Start of Material for this task

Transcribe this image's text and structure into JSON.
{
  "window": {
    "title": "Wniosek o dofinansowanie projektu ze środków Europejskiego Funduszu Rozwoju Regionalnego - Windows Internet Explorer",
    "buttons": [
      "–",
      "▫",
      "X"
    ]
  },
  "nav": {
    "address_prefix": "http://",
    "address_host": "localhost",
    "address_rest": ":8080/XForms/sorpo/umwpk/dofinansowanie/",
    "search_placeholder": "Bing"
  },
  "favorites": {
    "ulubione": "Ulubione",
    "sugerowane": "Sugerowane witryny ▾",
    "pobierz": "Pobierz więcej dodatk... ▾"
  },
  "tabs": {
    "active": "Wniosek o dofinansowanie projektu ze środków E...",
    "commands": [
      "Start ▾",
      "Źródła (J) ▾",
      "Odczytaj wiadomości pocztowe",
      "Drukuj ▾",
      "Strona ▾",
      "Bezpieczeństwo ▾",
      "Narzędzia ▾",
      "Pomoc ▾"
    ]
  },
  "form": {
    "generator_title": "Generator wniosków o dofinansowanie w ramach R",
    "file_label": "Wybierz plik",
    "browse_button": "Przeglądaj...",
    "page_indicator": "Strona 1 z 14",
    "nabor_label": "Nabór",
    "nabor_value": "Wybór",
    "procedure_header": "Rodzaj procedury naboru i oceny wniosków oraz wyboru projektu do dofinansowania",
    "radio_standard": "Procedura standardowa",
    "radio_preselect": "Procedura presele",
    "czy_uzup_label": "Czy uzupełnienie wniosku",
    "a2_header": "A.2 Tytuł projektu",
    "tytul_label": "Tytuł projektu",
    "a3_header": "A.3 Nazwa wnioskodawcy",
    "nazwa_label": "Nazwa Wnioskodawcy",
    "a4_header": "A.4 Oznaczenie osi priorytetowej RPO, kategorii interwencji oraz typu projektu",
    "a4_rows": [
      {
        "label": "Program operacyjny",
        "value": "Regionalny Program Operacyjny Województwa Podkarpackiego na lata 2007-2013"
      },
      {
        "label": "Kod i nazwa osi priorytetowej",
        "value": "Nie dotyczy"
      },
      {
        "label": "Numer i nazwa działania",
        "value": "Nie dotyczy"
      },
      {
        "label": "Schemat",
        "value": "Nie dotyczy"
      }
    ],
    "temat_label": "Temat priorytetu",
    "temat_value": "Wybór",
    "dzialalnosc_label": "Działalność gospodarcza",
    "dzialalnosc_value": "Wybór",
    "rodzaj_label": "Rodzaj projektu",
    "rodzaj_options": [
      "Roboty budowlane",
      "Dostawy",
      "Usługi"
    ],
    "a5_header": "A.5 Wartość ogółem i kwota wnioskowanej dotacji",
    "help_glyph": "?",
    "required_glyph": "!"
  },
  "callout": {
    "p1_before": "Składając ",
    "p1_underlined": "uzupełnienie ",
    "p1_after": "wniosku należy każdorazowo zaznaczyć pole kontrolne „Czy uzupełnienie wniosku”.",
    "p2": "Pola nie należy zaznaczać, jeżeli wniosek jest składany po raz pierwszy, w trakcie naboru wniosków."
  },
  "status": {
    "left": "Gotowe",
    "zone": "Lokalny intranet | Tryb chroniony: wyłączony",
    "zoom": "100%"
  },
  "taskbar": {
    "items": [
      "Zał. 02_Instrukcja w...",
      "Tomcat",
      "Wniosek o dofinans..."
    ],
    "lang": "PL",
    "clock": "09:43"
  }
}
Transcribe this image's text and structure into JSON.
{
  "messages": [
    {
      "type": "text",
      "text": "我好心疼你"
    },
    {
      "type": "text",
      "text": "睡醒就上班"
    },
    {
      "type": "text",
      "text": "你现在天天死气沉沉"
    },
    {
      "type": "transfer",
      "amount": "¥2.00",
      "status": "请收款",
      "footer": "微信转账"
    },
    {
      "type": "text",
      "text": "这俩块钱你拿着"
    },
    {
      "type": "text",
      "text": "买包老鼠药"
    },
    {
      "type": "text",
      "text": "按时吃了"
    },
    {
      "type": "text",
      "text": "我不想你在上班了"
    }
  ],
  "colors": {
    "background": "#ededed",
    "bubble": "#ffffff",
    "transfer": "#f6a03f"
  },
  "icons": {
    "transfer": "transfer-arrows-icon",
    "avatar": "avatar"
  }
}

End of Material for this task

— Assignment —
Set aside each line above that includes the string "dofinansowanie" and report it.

— Exercise response —
    "title": "Wniosek o dofinansowanie projektu ze środków Europejskiego Funduszu Rozwoju Regionalnego - Windows Internet Explorer",
    "address_rest": ":8080/XForms/sorpo/umwpk/dofinansowanie/",
    "active": "Wniosek o dofinansowanie projektu ze środków E...",
    "generator_title": "Generator wniosków o dofinansowanie w ramach R",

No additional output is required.